■ **WHAT YOU NEED TO DO**:
Find the lines of the listing that contain the string "true", and return them.

■ **EXCERPTED DATA**:
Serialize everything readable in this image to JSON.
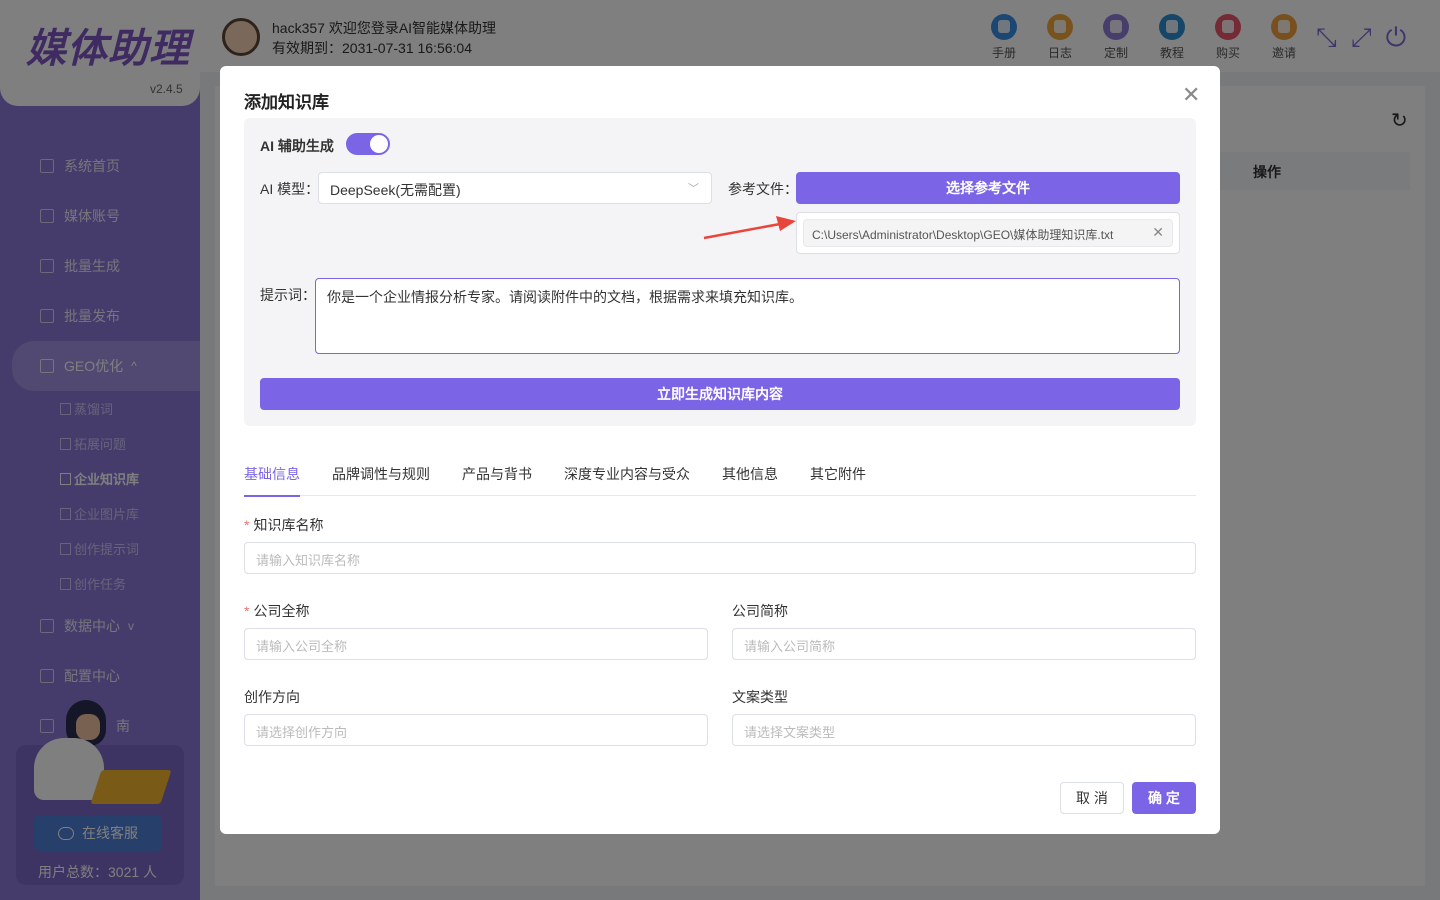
{
  "app": {
    "logo": "媒体助理",
    "version": "v2.4.5"
  },
  "topbar": {
    "welcome": "hack357 欢迎您登录AI智能媒体助理",
    "expiry": "有效期到：2031-07-31 16:56:04",
    "tools": [
      {
        "label": "手册",
        "icon": "manual-icon",
        "color": "#3a8ee6"
      },
      {
        "label": "日志",
        "icon": "log-icon",
        "color": "#f0a73a"
      },
      {
        "label": "定制",
        "icon": "customize-icon",
        "color": "#8e7cd8"
      },
      {
        "label": "教程",
        "icon": "tutorial-icon",
        "color": "#2f8fd1"
      },
      {
        "label": "购买",
        "icon": "purchase-icon",
        "color": "#e8566b"
      },
      {
        "label": "邀请",
        "icon": "invite-icon",
        "color": "#f0a040"
      }
    ]
  },
  "sidebar": {
    "items": [
      {
        "label": "系统首页",
        "icon": "home-icon"
      },
      {
        "label": "媒体账号",
        "icon": "account-icon"
      },
      {
        "label": "批量生成",
        "icon": "edit-icon"
      },
      {
        "label": "批量发布",
        "icon": "send-icon"
      }
    ],
    "geo": {
      "label": "GEO优化",
      "icon": "list-icon",
      "caret": "^"
    },
    "sub_items": [
      {
        "label": "蒸馏词"
      },
      {
        "label": "拓展问题"
      },
      {
        "label": "企业知识库"
      },
      {
        "label": "企业图片库"
      },
      {
        "label": "创作提示词"
      },
      {
        "label": "创作任务"
      }
    ],
    "data_center": {
      "label": "数据中心",
      "caret": "v"
    },
    "config_center": {
      "label": "配置中心"
    },
    "partial_item": "南",
    "support": {
      "button": "在线客服",
      "user_count": "用户总数：3021 人"
    }
  },
  "content": {
    "ops_header": "操作"
  },
  "modal": {
    "title": "添加知识库",
    "ai_assist_label": "AI 辅助生成",
    "ai_assist_on": true,
    "model_label": "AI 模型：",
    "model_value": "DeepSeek(无需配置)",
    "ref_file_label": "参考文件：",
    "select_file_button": "选择参考文件",
    "file_path": "C:\\Users\\Administrator\\Desktop\\GEO\\媒体助理知识库.txt",
    "prompt_label": "提示词：",
    "prompt_value": "你是一个企业情报分析专家。请阅读附件中的文档，根据需求来填充知识库。",
    "generate_button": "立即生成知识库内容",
    "tabs": [
      {
        "label": "基础信息",
        "active": true
      },
      {
        "label": "品牌调性与规则",
        "active": false
      },
      {
        "label": "产品与背书",
        "active": false
      },
      {
        "label": "深度专业内容与受众",
        "active": false
      },
      {
        "label": "其他信息",
        "active": false
      },
      {
        "label": "其它附件",
        "active": false
      }
    ],
    "fields": {
      "kb_name": {
        "label": "知识库名称",
        "required": true,
        "placeholder": "请输入知识库名称"
      },
      "company_full": {
        "label": "公司全称",
        "required": true,
        "placeholder": "请输入公司全称"
      },
      "company_short": {
        "label": "公司简称",
        "required": false,
        "placeholder": "请输入公司简称"
      },
      "direction": {
        "label": "创作方向",
        "required": false,
        "placeholder": "请选择创作方向"
      },
      "copy_type": {
        "label": "文案类型",
        "required": false,
        "placeholder": "请选择文案类型"
      }
    },
    "cancel_button": "取 消",
    "confirm_button": "确 定"
  },
  "colors": {
    "accent": "#7b64e6",
    "sidebar": "#8a79d8",
    "required": "#f56c6c"
  }
}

■ **TASK RESULT**:
    "ai_assist_on": true,
        "active": true
        "required": true,
        "required": true,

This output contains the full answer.